== Work task ==
Write out the listing below character for character, though without its pictures.

- - - -

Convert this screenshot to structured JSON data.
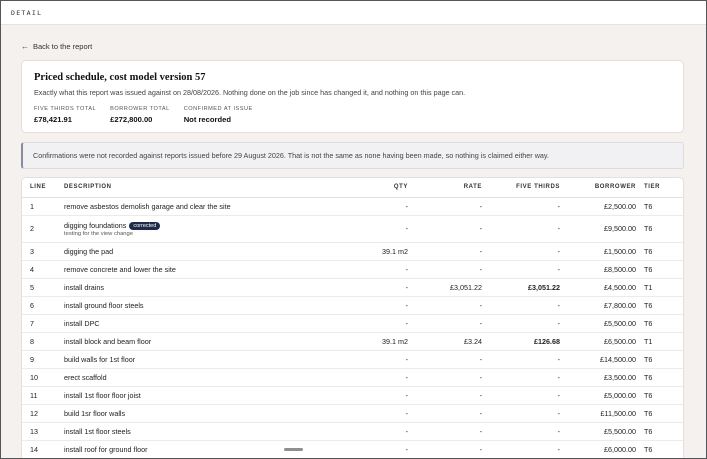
{
  "topbar": {
    "label": "DETAIL"
  },
  "back": {
    "label": "Back to the report"
  },
  "card": {
    "title": "Priced schedule, cost model version 57",
    "subtitle": "Exactly what this report was issued against on 28/08/2026. Nothing done on the job since has changed it, and nothing on this page can.",
    "stats": [
      {
        "label": "FIVE THIRDS TOTAL",
        "value": "£78,421.91"
      },
      {
        "label": "BORROWER TOTAL",
        "value": "£272,800.00"
      },
      {
        "label": "CONFIRMED AT ISSUE",
        "value": "Not recorded"
      }
    ]
  },
  "notice": "Confirmations were not recorded against reports issued before 29 August 2026. That is not the same as none having been made, so nothing is claimed either way.",
  "table": {
    "headers": {
      "line": "LINE",
      "description": "DESCRIPTION",
      "qty": "QTY",
      "rate": "RATE",
      "five_thirds": "FIVE THIRDS",
      "borrower": "BORROWER",
      "tier": "TIER"
    },
    "rows": [
      {
        "line": "1",
        "description": "remove asbestos demolish garage and clear the site",
        "qty": "-",
        "rate": "-",
        "five_thirds": "-",
        "borrower": "£2,500.00",
        "tier": "T6"
      },
      {
        "line": "2",
        "description": "digging foundations",
        "badge": "corrected",
        "note": "testing for the view change",
        "qty": "-",
        "rate": "-",
        "five_thirds": "-",
        "borrower": "£9,500.00",
        "tier": "T6"
      },
      {
        "line": "3",
        "description": "digging the pad",
        "qty": "39.1 m2",
        "rate": "-",
        "five_thirds": "-",
        "borrower": "£1,500.00",
        "tier": "T6"
      },
      {
        "line": "4",
        "description": "remove concrete and lower the site",
        "qty": "-",
        "rate": "-",
        "five_thirds": "-",
        "borrower": "£8,500.00",
        "tier": "T6"
      },
      {
        "line": "5",
        "description": "install drains",
        "qty": "-",
        "rate": "£3,051.22",
        "five_thirds": "£3,051.22",
        "borrower": "£4,500.00",
        "tier": "T1"
      },
      {
        "line": "6",
        "description": "install ground floor steels",
        "qty": "-",
        "rate": "-",
        "five_thirds": "-",
        "borrower": "£7,800.00",
        "tier": "T6"
      },
      {
        "line": "7",
        "description": "install DPC",
        "qty": "-",
        "rate": "-",
        "five_thirds": "-",
        "borrower": "£5,500.00",
        "tier": "T6"
      },
      {
        "line": "8",
        "description": "install block and beam floor",
        "qty": "39.1 m2",
        "rate": "£3.24",
        "five_thirds": "£126.68",
        "borrower": "£6,500.00",
        "tier": "T1"
      },
      {
        "line": "9",
        "description": "build walls for 1st floor",
        "qty": "-",
        "rate": "-",
        "five_thirds": "-",
        "borrower": "£14,500.00",
        "tier": "T6"
      },
      {
        "line": "10",
        "description": "erect scaffold",
        "qty": "-",
        "rate": "-",
        "five_thirds": "-",
        "borrower": "£3,500.00",
        "tier": "T6"
      },
      {
        "line": "11",
        "description": "install 1st floor floor joist",
        "qty": "-",
        "rate": "-",
        "five_thirds": "-",
        "borrower": "£5,000.00",
        "tier": "T6"
      },
      {
        "line": "12",
        "description": "build 1sr floor walls",
        "qty": "-",
        "rate": "-",
        "five_thirds": "-",
        "borrower": "£11,500.00",
        "tier": "T6"
      },
      {
        "line": "13",
        "description": "install 1st floor steels",
        "qty": "-",
        "rate": "-",
        "five_thirds": "-",
        "borrower": "£5,500.00",
        "tier": "T6"
      },
      {
        "line": "14",
        "description": "install roof for ground floor",
        "qty": "-",
        "rate": "-",
        "five_thirds": "-",
        "borrower": "£6,000.00",
        "tier": "T6"
      }
    ]
  },
  "icons": {
    "back": "arrow-left-icon"
  },
  "colors": {
    "badge": "#1f2a4a",
    "background": "#f5f1ee"
  }
}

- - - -

== Response for this exercise ==
Convert this screenshot to structured JSON data.
{
  "topbar": {
    "label": "DETAIL"
  },
  "back": {
    "label": "Back to the report"
  },
  "card": {
    "title": "Priced schedule, cost model version 57",
    "subtitle": "Exactly what this report was issued against on 28/08/2026. Nothing done on the job since has changed it, and nothing on this page can.",
    "stats": [
      {
        "label": "FIVE THIRDS TOTAL",
        "value": "£78,421.91"
      },
      {
        "label": "BORROWER TOTAL",
        "value": "£272,800.00"
      },
      {
        "label": "CONFIRMED AT ISSUE",
        "value": "Not recorded"
      }
    ]
  },
  "notice": "Confirmations were not recorded against reports issued before 29 August 2026. That is not the same as none having been made, so nothing is claimed either way.",
  "table": {
    "headers": {
      "line": "LINE",
      "description": "DESCRIPTION",
      "qty": "QTY",
      "rate": "RATE",
      "five_thirds": "FIVE THIRDS",
      "borrower": "BORROWER",
      "tier": "TIER"
    },
    "rows": [
      {
        "line": "1",
        "description": "remove asbestos demolish garage and clear the site",
        "qty": "-",
        "rate": "-",
        "five_thirds": "-",
        "borrower": "£2,500.00",
        "tier": "T6"
      },
      {
        "line": "2",
        "description": "digging foundations",
        "badge": "corrected",
        "note": "testing for the view change",
        "qty": "-",
        "rate": "-",
        "five_thirds": "-",
        "borrower": "£9,500.00",
        "tier": "T6"
      },
      {
        "line": "3",
        "description": "digging the pad",
        "qty": "39.1 m2",
        "rate": "-",
        "five_thirds": "-",
        "borrower": "£1,500.00",
        "tier": "T6"
      },
      {
        "line": "4",
        "description": "remove concrete and lower the site",
        "qty": "-",
        "rate": "-",
        "five_thirds": "-",
        "borrower": "£8,500.00",
        "tier": "T6"
      },
      {
        "line": "5",
        "description": "install drains",
        "qty": "-",
        "rate": "£3,051.22",
        "five_thirds": "£3,051.22",
        "borrower": "£4,500.00",
        "tier": "T1"
      },
      {
        "line": "6",
        "description": "install ground floor steels",
        "qty": "-",
        "rate": "-",
        "five_thirds": "-",
        "borrower": "£7,800.00",
        "tier": "T6"
      },
      {
        "line": "7",
        "description": "install DPC",
        "qty": "-",
        "rate": "-",
        "five_thirds": "-",
        "borrower": "£5,500.00",
        "tier": "T6"
      },
      {
        "line": "8",
        "description": "install block and beam floor",
        "qty": "39.1 m2",
        "rate": "£3.24",
        "five_thirds": "£126.68",
        "borrower": "£6,500.00",
        "tier": "T1"
      },
      {
        "line": "9",
        "description": "build walls for 1st floor",
        "qty": "-",
        "rate": "-",
        "five_thirds": "-",
        "borrower": "£14,500.00",
        "tier": "T6"
      },
      {
        "line": "10",
        "description": "erect scaffold",
        "qty": "-",
        "rate": "-",
        "five_thirds": "-",
        "borrower": "£3,500.00",
        "tier": "T6"
      },
      {
        "line": "11",
        "description": "install 1st floor floor joist",
        "qty": "-",
        "rate": "-",
        "five_thirds": "-",
        "borrower": "£5,000.00",
        "tier": "T6"
      },
      {
        "line": "12",
        "description": "build 1sr floor walls",
        "qty": "-",
        "rate": "-",
        "five_thirds": "-",
        "borrower": "£11,500.00",
        "tier": "T6"
      },
      {
        "line": "13",
        "description": "install 1st floor steels",
        "qty": "-",
        "rate": "-",
        "five_thirds": "-",
        "borrower": "£5,500.00",
        "tier": "T6"
      },
      {
        "line": "14",
        "description": "install roof for ground floor",
        "qty": "-",
        "rate": "-",
        "five_thirds": "-",
        "borrower": "£6,000.00",
        "tier": "T6"
      }
    ]
  },
  "icons": {
    "back": "arrow-left-icon"
  },
  "colors": {
    "badge": "#1f2a4a",
    "background": "#f5f1ee"
  }
}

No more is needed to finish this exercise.